##### Data under study #####

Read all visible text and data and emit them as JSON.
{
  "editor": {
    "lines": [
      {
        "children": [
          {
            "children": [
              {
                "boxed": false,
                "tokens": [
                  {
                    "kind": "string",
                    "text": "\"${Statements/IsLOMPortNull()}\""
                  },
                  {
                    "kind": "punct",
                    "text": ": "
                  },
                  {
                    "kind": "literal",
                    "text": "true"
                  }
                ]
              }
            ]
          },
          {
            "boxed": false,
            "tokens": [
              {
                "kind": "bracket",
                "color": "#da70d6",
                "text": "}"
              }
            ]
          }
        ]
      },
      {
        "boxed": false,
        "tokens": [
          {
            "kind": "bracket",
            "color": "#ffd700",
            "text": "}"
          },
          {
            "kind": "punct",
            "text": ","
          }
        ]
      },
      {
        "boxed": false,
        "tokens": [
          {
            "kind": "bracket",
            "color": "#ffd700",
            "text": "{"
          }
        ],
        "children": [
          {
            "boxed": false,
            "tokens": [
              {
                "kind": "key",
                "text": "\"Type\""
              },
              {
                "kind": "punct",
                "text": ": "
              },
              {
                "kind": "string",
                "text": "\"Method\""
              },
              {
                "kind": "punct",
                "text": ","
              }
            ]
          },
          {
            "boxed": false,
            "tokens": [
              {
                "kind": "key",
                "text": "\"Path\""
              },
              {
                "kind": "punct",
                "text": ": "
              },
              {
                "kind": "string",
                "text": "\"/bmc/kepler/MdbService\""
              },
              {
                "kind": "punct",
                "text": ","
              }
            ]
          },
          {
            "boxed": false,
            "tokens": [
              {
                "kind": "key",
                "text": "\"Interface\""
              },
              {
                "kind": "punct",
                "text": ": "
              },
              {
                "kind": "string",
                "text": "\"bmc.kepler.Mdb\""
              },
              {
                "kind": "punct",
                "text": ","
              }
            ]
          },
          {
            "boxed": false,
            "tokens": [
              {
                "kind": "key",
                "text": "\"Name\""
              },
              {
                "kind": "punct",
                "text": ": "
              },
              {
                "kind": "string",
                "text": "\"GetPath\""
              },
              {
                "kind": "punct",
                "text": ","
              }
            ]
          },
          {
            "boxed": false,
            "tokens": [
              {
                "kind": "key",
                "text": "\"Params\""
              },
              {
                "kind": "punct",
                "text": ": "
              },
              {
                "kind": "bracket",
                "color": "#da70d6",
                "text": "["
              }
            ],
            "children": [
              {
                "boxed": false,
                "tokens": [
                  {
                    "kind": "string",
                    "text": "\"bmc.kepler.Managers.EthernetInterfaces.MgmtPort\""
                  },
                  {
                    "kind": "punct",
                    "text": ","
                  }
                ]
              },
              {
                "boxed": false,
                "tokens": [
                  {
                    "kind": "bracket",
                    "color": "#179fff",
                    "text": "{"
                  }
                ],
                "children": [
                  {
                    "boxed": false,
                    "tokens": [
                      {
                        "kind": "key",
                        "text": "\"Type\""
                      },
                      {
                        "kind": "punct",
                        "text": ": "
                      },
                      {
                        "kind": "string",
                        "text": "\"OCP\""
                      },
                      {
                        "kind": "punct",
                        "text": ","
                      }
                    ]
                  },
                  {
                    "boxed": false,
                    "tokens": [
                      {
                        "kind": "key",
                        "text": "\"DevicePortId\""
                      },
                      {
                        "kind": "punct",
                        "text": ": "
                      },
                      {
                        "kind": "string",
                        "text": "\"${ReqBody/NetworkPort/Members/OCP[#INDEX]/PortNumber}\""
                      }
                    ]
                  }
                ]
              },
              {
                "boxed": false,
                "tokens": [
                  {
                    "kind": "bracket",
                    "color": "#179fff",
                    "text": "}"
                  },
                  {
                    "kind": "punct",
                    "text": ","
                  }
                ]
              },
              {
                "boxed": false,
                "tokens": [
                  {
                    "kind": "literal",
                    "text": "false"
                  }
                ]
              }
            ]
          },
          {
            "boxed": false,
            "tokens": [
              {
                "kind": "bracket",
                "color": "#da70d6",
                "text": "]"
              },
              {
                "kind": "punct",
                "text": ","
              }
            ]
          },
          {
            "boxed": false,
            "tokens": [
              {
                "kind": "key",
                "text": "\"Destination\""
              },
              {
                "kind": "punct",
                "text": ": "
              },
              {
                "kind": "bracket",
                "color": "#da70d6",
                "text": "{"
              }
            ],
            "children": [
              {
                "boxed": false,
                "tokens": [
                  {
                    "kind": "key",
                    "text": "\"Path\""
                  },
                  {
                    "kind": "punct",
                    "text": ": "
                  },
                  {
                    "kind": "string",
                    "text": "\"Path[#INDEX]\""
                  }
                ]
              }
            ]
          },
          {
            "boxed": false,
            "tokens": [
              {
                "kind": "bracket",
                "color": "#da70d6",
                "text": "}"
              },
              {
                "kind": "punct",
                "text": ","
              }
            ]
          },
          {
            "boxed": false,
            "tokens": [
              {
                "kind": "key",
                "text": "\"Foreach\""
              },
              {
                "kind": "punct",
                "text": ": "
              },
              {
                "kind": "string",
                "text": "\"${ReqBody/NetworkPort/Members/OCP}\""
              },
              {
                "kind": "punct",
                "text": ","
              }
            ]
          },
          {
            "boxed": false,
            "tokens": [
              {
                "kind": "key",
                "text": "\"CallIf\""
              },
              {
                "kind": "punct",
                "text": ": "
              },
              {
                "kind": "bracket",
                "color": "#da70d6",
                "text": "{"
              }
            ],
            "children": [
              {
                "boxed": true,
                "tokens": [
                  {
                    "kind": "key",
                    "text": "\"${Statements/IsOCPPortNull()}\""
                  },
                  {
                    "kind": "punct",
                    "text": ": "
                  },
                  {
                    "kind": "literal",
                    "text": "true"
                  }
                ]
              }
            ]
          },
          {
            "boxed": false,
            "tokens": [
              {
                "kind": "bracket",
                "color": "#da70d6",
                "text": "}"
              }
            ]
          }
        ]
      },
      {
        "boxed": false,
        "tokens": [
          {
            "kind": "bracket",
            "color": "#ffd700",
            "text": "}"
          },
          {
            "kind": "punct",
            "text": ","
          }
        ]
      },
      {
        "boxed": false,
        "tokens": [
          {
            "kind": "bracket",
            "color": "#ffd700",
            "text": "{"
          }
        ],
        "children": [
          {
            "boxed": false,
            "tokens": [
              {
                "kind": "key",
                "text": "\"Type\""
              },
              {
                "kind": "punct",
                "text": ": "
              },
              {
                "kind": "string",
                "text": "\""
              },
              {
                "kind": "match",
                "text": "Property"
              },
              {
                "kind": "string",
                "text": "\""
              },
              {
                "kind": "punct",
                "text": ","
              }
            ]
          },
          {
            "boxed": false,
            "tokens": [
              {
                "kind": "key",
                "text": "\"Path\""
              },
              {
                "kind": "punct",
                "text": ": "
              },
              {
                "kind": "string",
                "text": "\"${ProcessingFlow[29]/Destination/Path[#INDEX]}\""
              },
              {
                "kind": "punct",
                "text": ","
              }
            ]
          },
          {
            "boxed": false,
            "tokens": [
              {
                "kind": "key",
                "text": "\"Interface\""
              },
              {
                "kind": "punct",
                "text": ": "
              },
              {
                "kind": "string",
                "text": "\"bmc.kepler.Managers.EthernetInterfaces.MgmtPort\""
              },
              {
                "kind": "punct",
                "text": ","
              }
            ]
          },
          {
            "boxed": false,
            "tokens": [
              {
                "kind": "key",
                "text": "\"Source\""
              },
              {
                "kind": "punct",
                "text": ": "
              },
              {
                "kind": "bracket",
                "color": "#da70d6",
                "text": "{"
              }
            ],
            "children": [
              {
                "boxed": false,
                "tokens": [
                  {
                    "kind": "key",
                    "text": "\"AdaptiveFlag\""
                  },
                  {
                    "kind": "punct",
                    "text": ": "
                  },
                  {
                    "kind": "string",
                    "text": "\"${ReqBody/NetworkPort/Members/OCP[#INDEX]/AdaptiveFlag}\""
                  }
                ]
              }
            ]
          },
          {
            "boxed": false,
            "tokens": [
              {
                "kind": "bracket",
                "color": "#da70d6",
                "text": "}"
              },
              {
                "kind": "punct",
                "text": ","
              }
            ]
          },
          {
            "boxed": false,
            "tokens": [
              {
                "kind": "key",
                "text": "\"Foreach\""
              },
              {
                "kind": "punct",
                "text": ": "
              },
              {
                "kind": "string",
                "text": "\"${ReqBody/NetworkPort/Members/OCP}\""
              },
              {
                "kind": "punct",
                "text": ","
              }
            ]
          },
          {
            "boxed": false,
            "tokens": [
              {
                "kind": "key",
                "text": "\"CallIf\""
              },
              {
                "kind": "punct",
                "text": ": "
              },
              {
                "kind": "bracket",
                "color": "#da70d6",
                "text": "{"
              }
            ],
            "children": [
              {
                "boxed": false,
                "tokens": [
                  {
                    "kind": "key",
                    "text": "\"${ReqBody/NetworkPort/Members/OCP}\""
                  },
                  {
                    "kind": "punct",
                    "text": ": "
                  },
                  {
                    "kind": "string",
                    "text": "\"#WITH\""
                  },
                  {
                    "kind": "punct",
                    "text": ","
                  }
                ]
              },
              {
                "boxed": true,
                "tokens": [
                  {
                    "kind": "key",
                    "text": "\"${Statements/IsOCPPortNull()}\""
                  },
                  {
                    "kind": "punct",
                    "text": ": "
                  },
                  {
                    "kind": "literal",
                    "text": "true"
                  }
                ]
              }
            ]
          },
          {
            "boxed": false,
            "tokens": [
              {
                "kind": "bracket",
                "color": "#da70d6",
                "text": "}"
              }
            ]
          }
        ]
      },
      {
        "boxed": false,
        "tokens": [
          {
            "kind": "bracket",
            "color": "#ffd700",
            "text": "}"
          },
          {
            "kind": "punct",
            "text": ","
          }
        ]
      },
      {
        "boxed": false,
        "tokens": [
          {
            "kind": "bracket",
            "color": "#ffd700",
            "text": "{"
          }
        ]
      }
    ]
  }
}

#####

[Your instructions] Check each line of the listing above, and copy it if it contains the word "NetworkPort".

[Solution for this task]
                        "text": "\"${ReqBody/NetworkPort/Members/OCP[#INDEX]/PortNumber}\""
                "text": "\"${ReqBody/NetworkPort/Members/OCP}\""
                    "text": "\"${ReqBody/NetworkPort/Members/OCP[#INDEX]/AdaptiveFlag}\""
                "text": "\"${ReqBody/NetworkPort/Members/OCP}\""
                    "text": "\"${ReqBody/NetworkPort/Members/OCP}\""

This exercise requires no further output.